Retype every record exactly as it appears.

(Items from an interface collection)
__________
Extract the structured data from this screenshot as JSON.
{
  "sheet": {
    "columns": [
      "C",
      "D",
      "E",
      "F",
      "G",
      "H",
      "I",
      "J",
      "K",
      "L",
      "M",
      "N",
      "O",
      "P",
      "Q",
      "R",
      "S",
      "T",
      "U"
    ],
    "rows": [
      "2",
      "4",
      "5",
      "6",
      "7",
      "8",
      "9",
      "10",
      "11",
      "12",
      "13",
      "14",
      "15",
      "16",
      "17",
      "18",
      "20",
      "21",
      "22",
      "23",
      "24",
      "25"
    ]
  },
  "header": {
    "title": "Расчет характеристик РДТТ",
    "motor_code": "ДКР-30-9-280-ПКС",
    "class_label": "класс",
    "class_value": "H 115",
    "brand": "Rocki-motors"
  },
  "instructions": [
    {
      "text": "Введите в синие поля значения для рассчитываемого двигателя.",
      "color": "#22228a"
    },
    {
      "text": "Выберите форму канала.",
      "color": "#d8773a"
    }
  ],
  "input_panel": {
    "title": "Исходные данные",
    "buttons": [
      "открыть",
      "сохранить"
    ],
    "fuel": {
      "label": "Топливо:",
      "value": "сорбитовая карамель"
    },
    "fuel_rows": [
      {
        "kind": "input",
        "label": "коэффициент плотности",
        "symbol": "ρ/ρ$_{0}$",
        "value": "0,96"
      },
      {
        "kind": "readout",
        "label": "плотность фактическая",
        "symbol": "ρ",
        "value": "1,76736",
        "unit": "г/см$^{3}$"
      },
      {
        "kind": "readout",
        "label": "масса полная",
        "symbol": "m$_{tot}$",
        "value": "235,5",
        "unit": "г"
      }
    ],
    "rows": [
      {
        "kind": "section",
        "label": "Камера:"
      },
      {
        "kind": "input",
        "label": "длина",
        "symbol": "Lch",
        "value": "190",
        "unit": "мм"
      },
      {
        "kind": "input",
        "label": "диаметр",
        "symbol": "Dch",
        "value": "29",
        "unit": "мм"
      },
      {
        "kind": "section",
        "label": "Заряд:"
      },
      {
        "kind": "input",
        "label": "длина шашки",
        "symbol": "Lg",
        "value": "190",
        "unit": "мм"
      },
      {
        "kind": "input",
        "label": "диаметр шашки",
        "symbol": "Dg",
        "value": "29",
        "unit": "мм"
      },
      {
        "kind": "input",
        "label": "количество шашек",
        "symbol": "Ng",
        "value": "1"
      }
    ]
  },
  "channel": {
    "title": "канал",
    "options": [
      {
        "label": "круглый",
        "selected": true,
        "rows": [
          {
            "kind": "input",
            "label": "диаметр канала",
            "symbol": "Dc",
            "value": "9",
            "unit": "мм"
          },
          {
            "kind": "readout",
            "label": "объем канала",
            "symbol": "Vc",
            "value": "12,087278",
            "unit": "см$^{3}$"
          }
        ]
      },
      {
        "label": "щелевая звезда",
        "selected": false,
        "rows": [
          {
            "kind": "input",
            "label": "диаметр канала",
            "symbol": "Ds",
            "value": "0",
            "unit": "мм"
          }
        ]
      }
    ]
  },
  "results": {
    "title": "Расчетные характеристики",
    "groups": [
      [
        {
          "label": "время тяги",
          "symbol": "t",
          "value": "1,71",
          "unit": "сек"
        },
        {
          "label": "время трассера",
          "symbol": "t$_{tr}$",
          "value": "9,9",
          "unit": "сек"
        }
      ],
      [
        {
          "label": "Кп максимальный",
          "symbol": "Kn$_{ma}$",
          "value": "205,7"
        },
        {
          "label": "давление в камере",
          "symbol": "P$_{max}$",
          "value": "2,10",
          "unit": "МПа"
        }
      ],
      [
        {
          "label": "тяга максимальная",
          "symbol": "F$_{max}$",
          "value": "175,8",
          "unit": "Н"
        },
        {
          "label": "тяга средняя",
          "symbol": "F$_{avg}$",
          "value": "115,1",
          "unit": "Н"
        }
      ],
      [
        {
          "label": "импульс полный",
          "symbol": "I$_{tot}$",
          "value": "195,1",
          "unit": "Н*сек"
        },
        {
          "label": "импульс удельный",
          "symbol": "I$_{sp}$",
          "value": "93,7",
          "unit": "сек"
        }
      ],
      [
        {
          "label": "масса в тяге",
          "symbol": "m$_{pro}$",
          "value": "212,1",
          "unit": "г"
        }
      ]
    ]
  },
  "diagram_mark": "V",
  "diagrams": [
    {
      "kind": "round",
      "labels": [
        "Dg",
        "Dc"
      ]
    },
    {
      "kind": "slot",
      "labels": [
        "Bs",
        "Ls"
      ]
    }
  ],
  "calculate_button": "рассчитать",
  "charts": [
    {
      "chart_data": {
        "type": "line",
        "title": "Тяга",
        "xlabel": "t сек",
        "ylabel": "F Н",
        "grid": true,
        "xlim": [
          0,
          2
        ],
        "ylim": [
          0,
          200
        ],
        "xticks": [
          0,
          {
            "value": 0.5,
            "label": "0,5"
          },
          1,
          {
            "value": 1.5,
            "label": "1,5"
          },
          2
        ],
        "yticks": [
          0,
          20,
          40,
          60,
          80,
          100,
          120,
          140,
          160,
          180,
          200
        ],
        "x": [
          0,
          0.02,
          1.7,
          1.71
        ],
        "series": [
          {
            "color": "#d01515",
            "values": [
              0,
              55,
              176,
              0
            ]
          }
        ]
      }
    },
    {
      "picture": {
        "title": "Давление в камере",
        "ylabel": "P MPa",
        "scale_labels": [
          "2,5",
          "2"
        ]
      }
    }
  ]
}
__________
→ RESULT
Extract the structured data from this screenshot as JSON.
{
  "sheet": {
    "columns": [
      "C",
      "D",
      "E",
      "F",
      "G",
      "H",
      "I",
      "J",
      "K",
      "L",
      "M",
      "N",
      "O",
      "P",
      "Q",
      "R",
      "S",
      "T",
      "U"
    ],
    "rows": [
      "2",
      "4",
      "5",
      "6",
      "7",
      "8",
      "9",
      "10",
      "11",
      "12",
      "13",
      "14",
      "15",
      "16",
      "17",
      "18",
      "20",
      "21",
      "22",
      "23",
      "24",
      "25"
    ]
  },
  "header": {
    "title": "Расчет характеристик РДТТ",
    "motor_code": "ДКР-30-9-280-ПКС",
    "class_label": "класс",
    "class_value": "H 115",
    "brand": "Rocki-motors"
  },
  "instructions": [
    {
      "text": "Введите в синие поля значения для рассчитываемого двигателя.",
      "color": "#22228a"
    },
    {
      "text": "Выберите форму канала.",
      "color": "#d8773a"
    }
  ],
  "input_panel": {
    "title": "Исходные данные",
    "buttons": [
      "открыть",
      "сохранить"
    ],
    "fuel": {
      "label": "Топливо:",
      "value": "сорбитовая карамель"
    },
    "fuel_rows": [
      {
        "kind": "input",
        "label": "коэффициент плотности",
        "symbol": "ρ/ρ$_{0}$",
        "value": "0,96"
      },
      {
        "kind": "readout",
        "label": "плотность фактическая",
        "symbol": "ρ",
        "value": "1,76736",
        "unit": "г/см$^{3}$"
      },
      {
        "kind": "readout",
        "label": "масса полная",
        "symbol": "m$_{tot}$",
        "value": "235,5",
        "unit": "г"
      }
    ],
    "rows": [
      {
        "kind": "section",
        "label": "Камера:"
      },
      {
        "kind": "input",
        "label": "длина",
        "symbol": "Lch",
        "value": "190",
        "unit": "мм"
      },
      {
        "kind": "input",
        "label": "диаметр",
        "symbol": "Dch",
        "value": "29",
        "unit": "мм"
      },
      {
        "kind": "section",
        "label": "Заряд:"
      },
      {
        "kind": "input",
        "label": "длина шашки",
        "symbol": "Lg",
        "value": "190",
        "unit": "мм"
      },
      {
        "kind": "input",
        "label": "диаметр шашки",
        "symbol": "Dg",
        "value": "29",
        "unit": "мм"
      },
      {
        "kind": "input",
        "label": "количество шашек",
        "symbol": "Ng",
        "value": "1"
      }
    ]
  },
  "channel": {
    "title": "канал",
    "options": [
      {
        "label": "круглый",
        "selected": true,
        "rows": [
          {
            "kind": "input",
            "label": "диаметр канала",
            "symbol": "Dc",
            "value": "9",
            "unit": "мм"
          },
          {
            "kind": "readout",
            "label": "объем канала",
            "symbol": "Vc",
            "value": "12,087278",
            "unit": "см$^{3}$"
          }
        ]
      },
      {
        "label": "щелевая звезда",
        "selected": false,
        "rows": [
          {
            "kind": "input",
            "label": "диаметр канала",
            "symbol": "Ds",
            "value": "0",
            "unit": "мм"
          }
        ]
      }
    ]
  },
  "results": {
    "title": "Расчетные характеристики",
    "groups": [
      [
        {
          "label": "время тяги",
          "symbol": "t",
          "value": "1,71",
          "unit": "сек"
        },
        {
          "label": "время трассера",
          "symbol": "t$_{tr}$",
          "value": "9,9",
          "unit": "сек"
        }
      ],
      [
        {
          "label": "Кп максимальный",
          "symbol": "Kn$_{ma}$",
          "value": "205,7"
        },
        {
          "label": "давление в камере",
          "symbol": "P$_{max}$",
          "value": "2,10",
          "unit": "МПа"
        }
      ],
      [
        {
          "label": "тяга максимальная",
          "symbol": "F$_{max}$",
          "value": "175,8",
          "unit": "Н"
        },
        {
          "label": "тяга средняя",
          "symbol": "F$_{avg}$",
          "value": "115,1",
          "unit": "Н"
        }
      ],
      [
        {
          "label": "импульс полный",
          "symbol": "I$_{tot}$",
          "value": "195,1",
          "unit": "Н*сек"
        },
        {
          "label": "импульс удельный",
          "symbol": "I$_{sp}$",
          "value": "93,7",
          "unit": "сек"
        }
      ],
      [
        {
          "label": "масса в тяге",
          "symbol": "m$_{pro}$",
          "value": "212,1",
          "unit": "г"
        }
      ]
    ]
  },
  "diagram_mark": "V",
  "diagrams": [
    {
      "kind": "round",
      "labels": [
        "Dg",
        "Dc"
      ]
    },
    {
      "kind": "slot",
      "labels": [
        "Bs",
        "Ls"
      ]
    }
  ],
  "calculate_button": "рассчитать",
  "charts": [
    {
      "chart_data": {
        "type": "line",
        "title": "Тяга",
        "xlabel": "t сек",
        "ylabel": "F Н",
        "grid": true,
        "xlim": [
          0,
          2
        ],
        "ylim": [
          0,
          200
        ],
        "xticks": [
          0,
          {
            "value": 0.5,
            "label": "0,5"
          },
          1,
          {
            "value": 1.5,
            "label": "1,5"
          },
          2
        ],
        "yticks": [
          0,
          20,
          40,
          60,
          80,
          100,
          120,
          140,
          160,
          180,
          200
        ],
        "x": [
          0,
          0.02,
          1.7,
          1.71
        ],
        "series": [
          {
            "color": "#d01515",
            "values": [
              0,
              55,
              176,
              0
            ]
          }
        ]
      }
    },
    {
      "picture": {
        "title": "Давление в камере",
        "ylabel": "P MPa",
        "scale_labels": [
          "2,5",
          "2"
        ]
      }
    }
  ]
}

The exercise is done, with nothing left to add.